Even Tightwads Cut Loose for Holiday Gift-Giving

The day after Thanksgiving kicks off the holiday season in a bacchanal of bargains and deals. But many of these purchasers aren't made for the person buying; they're gifts. Research shows that the distinction matters for how people spend.

About a quarter of adults are "tightwads" and another quarter "spendthrifts," said Scott Rick, a marketing professor at the University of Michigan. Spendthrifts are people who spend too much money and are unhappy about it. Tightwads spend too little and want to indulge more, but find parting with cash painful.

Normally, the difference in spending between the two groups is significant. But Rick has found that when the holidays roll around, the gap shrinks. Gift-giving doesn't follow the regular rules.

There are a couple reasons that the holidays might pry open the pockets of even miserly types, Rick said. First, the joy of gift-giving could outweigh the pain of spending. Second, buying gifts is not really a choice, at least if you want Grandma to continue speaking to you.

"You have to have something under the tree for this list of people," Rick told LiveScience. "So if you're a tightwad, you might still have the normal level of pain, but it doesn't matter. It's not optional."

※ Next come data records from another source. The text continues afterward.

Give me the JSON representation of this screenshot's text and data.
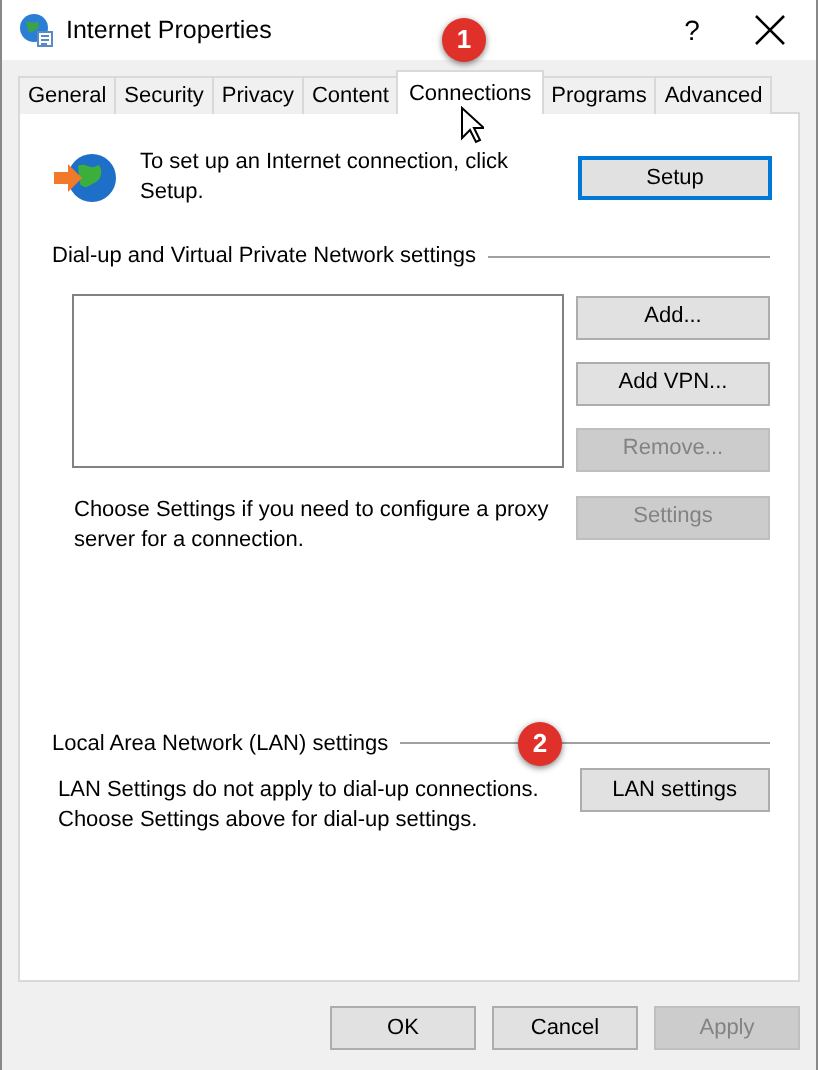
{
  "window": {
    "title": "Internet Properties",
    "help": "?"
  },
  "tabs": [
    {
      "label": "General",
      "selected": false
    },
    {
      "label": "Security",
      "selected": false
    },
    {
      "label": "Privacy",
      "selected": false
    },
    {
      "label": "Content",
      "selected": false
    },
    {
      "label": "Connections",
      "selected": true
    },
    {
      "label": "Programs",
      "selected": false
    },
    {
      "label": "Advanced",
      "selected": false
    }
  ],
  "setup": {
    "text": "To set up an Internet connection, click Setup.",
    "button": {
      "label": "Setup",
      "focused": true
    }
  },
  "dialup": {
    "heading": "Dial-up and Virtual Private Network settings",
    "buttons": [
      {
        "label": "Add...",
        "disabled": false
      },
      {
        "label": "Add VPN...",
        "disabled": false
      },
      {
        "label": "Remove...",
        "disabled": true
      }
    ],
    "proxy_text": "Choose Settings if you need to configure a proxy server for a connection.",
    "settings_button": {
      "label": "Settings",
      "disabled": true
    }
  },
  "lan": {
    "heading": "Local Area Network (LAN) settings",
    "text": "LAN Settings do not apply to dial-up connections. Choose Settings above for dial-up settings.",
    "button": {
      "label": "LAN settings",
      "disabled": false
    }
  },
  "footer_buttons": [
    {
      "label": "OK",
      "disabled": false
    },
    {
      "label": "Cancel",
      "disabled": false
    },
    {
      "label": "Apply",
      "disabled": true
    }
  ],
  "annotations": [
    {
      "label": "1"
    },
    {
      "label": "2"
    }
  ]
}
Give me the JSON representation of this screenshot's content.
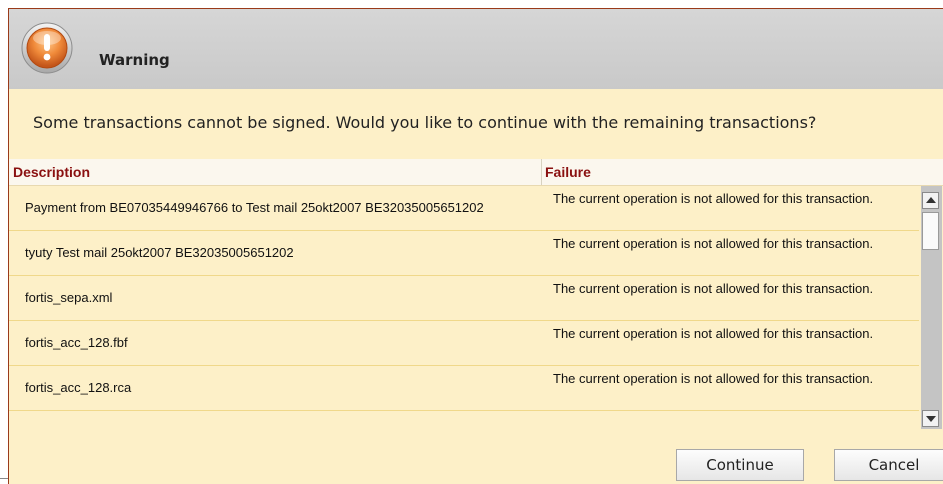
{
  "dialog": {
    "title": "Warning",
    "message": "Some transactions cannot be signed. Would you like to continue with the remaining transactions?"
  },
  "table": {
    "columns": [
      "Description",
      "Failure"
    ],
    "rows": [
      {
        "description": "Payment from BE07035449946766 to Test mail 25okt2007 BE32035005651202",
        "failure": "The current operation is not allowed for this transaction."
      },
      {
        "description": "tyuty Test mail 25okt2007 BE32035005651202",
        "failure": "The current operation is not allowed for this transaction."
      },
      {
        "description": "fortis_sepa.xml",
        "failure": "The current operation is not allowed for this transaction."
      },
      {
        "description": "fortis_acc_128.fbf",
        "failure": "The current operation is not allowed for this transaction."
      },
      {
        "description": "fortis_acc_128.rca",
        "failure": "The current operation is not allowed for this transaction."
      }
    ]
  },
  "buttons": {
    "continue_label": "Continue",
    "cancel_label": "Cancel"
  },
  "icons": {
    "warning": "exclamation-icon"
  },
  "colors": {
    "background": "#fdf0c8",
    "header_text": "#8a1010",
    "titlebar": "#cccccc",
    "icon": "#e8742a"
  }
}
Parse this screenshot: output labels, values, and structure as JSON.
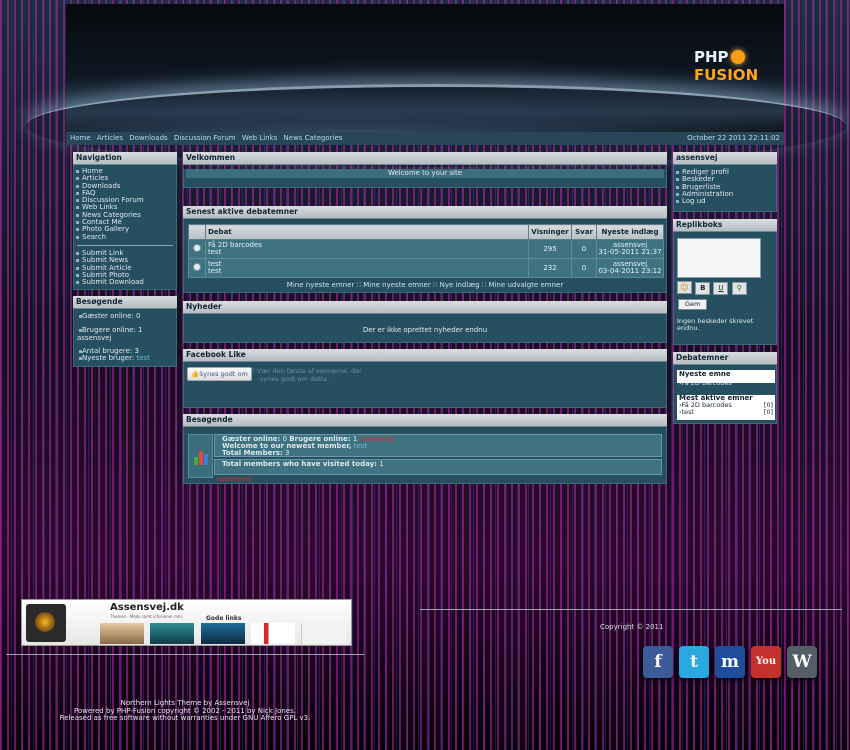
{
  "banner": {
    "logo_text_1": "PHP",
    "logo_text_2": "FUSION"
  },
  "topnav": {
    "links": [
      "Home",
      "Articles",
      "Downloads",
      "Discussion Forum",
      "Web Links",
      "News Categories"
    ],
    "datetime": "October 22 2011 22:11:02"
  },
  "left": {
    "navigation": {
      "title": "Navigation",
      "group1": [
        "Home",
        "Articles",
        "Downloads",
        "FAQ",
        "Discussion Forum",
        "Web Links",
        "News Categories",
        "Contact Me",
        "Photo Gallery",
        "Search"
      ],
      "group2": [
        "Submit Link",
        "Submit News",
        "Submit Article",
        "Submit Photo",
        "Submit Download"
      ]
    },
    "visitors": {
      "title": "Besøgende",
      "guests": "Gæster online: 0",
      "users_online": "Brugere online: 1",
      "user": "assensvej",
      "total_label": "Antal brugere: 3",
      "newest_label": "Nyeste bruger:",
      "newest_user": "test"
    }
  },
  "center": {
    "welcome": {
      "title": "Velkommen",
      "text": "Welcome to your site"
    },
    "threads": {
      "title": "Senest aktive debatemner",
      "headers": [
        "Debat",
        "Visninger",
        "Svar",
        "Nyeste indlæg"
      ],
      "rows": [
        {
          "topic": "Få 2D barcodes",
          "by": "test",
          "views": "295",
          "replies": "0",
          "last_user": "assensvej",
          "last_date": "31-05-2011 21:37"
        },
        {
          "topic": "test",
          "by": "test",
          "views": "232",
          "replies": "0",
          "last_user": "assensvej",
          "last_date": "03-04-2011 23:12"
        }
      ],
      "links": [
        "Mine nyeste emner",
        "Mine nyeste emner",
        "Nye indlæg",
        "Mine udvalgte emner"
      ]
    },
    "news": {
      "title": "Nyheder",
      "text": "Der er ikke oprettet nyheder endnu"
    },
    "facebook": {
      "title": "Facebook Like",
      "button": "Synes godt om",
      "text1": "Vær den første af vennerne, der",
      "text2": "synes godt om dette."
    },
    "visitors": {
      "title": "Besøgende",
      "guests": "Gæster online:",
      "guests_val": "0",
      "users": "Brugere online:",
      "users_val": "1",
      "users_name": "assensvej",
      "newest": "Welcome to our newest member,",
      "newest_name": "test",
      "total": "Total Members:",
      "total_val": "3",
      "today": "Total members who have visited today:",
      "today_val": "1",
      "today_name": "assensvej"
    }
  },
  "right": {
    "user": {
      "title": "assensvej",
      "links": [
        "Rediger profil",
        "Beskeder",
        "Brugerliste",
        "Administration",
        "Log ud"
      ]
    },
    "shoutbox": {
      "title": "Replikboks",
      "save": "Gem",
      "empty": "Ingen beskeder skrevet endnu.",
      "tools": [
        "☺",
        "B",
        "U",
        "⚲"
      ]
    },
    "topics": {
      "title": "Debatemner",
      "newest_label": "Nyeste emne",
      "newest_items": [
        "Få 2D barcodes"
      ],
      "active_label": "Mest aktive emner",
      "active_items": [
        {
          "name": "Få 2D barcodes",
          "count": "[0]"
        },
        {
          "name": "test",
          "count": "[0]"
        }
      ]
    }
  },
  "footer": {
    "promo_title": "Assensvej.dk",
    "promo_sub": "Themes - Mods samt infusioner mm.",
    "promo_links": "Gode links",
    "copyright": "Copyright © 2011",
    "credits1": "Northern Lights Theme by Assensvej",
    "credits2": "Powered by PHP-Fusion copyright © 2002 - 2011 by Nick Jones.",
    "credits3": "Released as free software without warranties under GNU Affero GPL v3.",
    "social": [
      {
        "name": "facebook-icon",
        "glyph": "f",
        "color": "#3b5b99"
      },
      {
        "name": "twitter-icon",
        "glyph": "t",
        "color": "#2aa9e0"
      },
      {
        "name": "myspace-icon",
        "glyph": "m",
        "color": "#1f4f9a"
      },
      {
        "name": "youtube-icon",
        "glyph": "You",
        "color": "#c4302b"
      },
      {
        "name": "wordpress-icon",
        "glyph": "W",
        "color": "#555d66"
      }
    ]
  }
}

Rick doesn't know whether spendthrifts or tightwads are more drawn by holiday sales, but suspects that the holiday season drags more of the latter to the mall.

On Black Friday, he said, "because of the compulsory aspect, I think you'll see a lot more than usual."

You can follow LiveScience Senior Writer Stephanie Pappas on Twitter @sipappas.

Stephanie Pappas
Live Science Contributor

Stephanie Pappas is a contributing writer for Live Science, covering topics ranging from geoscience to archaeology to the human brain and behavior. She was previously a senior writer for Live Science but is now a freelancer based in Denver, Colorado, and regularly contributes to Scientific American and The Monitor, the monthly magazine of the American Psychological Association. Stephanie received a bachelor's degree in psychology from the University of South Carolina and a graduate certificate in science communication from the University of California, Santa Cruz.